• [Exercise requirements]: Some lines in the entries contain the word "System". Copy all of them.

Element data from apps and pages:
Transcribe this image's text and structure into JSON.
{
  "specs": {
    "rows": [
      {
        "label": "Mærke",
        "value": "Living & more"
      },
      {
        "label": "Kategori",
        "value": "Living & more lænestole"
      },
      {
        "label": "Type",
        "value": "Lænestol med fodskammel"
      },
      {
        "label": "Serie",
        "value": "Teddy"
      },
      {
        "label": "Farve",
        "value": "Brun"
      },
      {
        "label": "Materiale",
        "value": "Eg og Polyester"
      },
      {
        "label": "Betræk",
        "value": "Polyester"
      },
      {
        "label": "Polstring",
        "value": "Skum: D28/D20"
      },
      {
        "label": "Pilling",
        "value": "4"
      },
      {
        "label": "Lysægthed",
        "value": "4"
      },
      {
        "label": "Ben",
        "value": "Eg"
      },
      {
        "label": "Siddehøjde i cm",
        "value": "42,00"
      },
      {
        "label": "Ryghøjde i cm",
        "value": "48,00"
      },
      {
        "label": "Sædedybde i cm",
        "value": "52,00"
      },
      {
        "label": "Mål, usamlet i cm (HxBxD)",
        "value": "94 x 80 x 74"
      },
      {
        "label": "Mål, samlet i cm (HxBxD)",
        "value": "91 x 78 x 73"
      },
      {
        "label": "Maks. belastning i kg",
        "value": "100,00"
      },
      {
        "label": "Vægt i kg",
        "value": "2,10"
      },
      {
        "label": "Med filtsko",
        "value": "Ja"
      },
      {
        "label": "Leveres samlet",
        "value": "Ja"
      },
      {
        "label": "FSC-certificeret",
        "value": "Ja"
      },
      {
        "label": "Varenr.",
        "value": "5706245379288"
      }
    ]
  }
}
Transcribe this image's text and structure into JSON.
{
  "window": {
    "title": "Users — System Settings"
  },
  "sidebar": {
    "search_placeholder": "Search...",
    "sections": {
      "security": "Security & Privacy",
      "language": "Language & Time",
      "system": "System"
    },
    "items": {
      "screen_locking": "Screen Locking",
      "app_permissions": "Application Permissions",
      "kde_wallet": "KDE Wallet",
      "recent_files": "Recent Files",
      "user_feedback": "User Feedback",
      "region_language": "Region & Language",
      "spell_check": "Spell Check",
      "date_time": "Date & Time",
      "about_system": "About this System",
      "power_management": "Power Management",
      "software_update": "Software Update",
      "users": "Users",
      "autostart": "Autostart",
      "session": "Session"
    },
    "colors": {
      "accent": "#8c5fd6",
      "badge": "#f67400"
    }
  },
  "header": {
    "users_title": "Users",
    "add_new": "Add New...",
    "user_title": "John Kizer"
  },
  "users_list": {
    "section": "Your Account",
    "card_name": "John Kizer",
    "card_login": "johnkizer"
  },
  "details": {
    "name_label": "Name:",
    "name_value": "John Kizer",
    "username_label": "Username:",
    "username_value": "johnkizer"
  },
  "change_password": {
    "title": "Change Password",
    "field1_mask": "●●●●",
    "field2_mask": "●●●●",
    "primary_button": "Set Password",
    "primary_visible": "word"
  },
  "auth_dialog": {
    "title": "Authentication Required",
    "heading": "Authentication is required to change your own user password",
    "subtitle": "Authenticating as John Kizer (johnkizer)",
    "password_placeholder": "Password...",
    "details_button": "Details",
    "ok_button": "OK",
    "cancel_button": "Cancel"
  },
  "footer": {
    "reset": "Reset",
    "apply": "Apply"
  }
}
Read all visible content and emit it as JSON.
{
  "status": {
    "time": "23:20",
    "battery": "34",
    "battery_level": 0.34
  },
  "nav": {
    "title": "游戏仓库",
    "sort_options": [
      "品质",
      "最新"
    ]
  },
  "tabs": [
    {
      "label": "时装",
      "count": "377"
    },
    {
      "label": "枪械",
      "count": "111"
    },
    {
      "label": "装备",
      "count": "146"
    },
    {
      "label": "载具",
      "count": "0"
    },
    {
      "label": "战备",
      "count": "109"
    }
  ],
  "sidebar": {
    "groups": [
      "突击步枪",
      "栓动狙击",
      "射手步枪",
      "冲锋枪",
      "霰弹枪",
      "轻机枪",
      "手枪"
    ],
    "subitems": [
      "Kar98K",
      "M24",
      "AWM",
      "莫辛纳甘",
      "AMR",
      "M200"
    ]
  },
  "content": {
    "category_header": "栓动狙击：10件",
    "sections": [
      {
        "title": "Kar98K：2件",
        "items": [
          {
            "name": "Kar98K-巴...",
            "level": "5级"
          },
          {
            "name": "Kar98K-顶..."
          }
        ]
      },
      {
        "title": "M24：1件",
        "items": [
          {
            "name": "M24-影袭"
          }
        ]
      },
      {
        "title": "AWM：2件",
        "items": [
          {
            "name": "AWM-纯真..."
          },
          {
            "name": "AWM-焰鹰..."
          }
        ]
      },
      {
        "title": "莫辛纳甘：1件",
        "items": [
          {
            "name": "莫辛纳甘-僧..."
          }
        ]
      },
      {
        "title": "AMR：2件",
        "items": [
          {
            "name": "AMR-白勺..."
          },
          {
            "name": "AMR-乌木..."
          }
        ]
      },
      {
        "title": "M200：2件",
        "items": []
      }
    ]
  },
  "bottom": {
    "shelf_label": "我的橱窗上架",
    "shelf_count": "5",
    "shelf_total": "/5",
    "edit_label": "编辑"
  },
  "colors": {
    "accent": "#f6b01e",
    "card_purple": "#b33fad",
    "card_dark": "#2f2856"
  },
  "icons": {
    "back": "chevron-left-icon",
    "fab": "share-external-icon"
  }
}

• [Written answer]:
    "title": "Users — System Settings"
      "system": "System"
      "about_system": "About this System",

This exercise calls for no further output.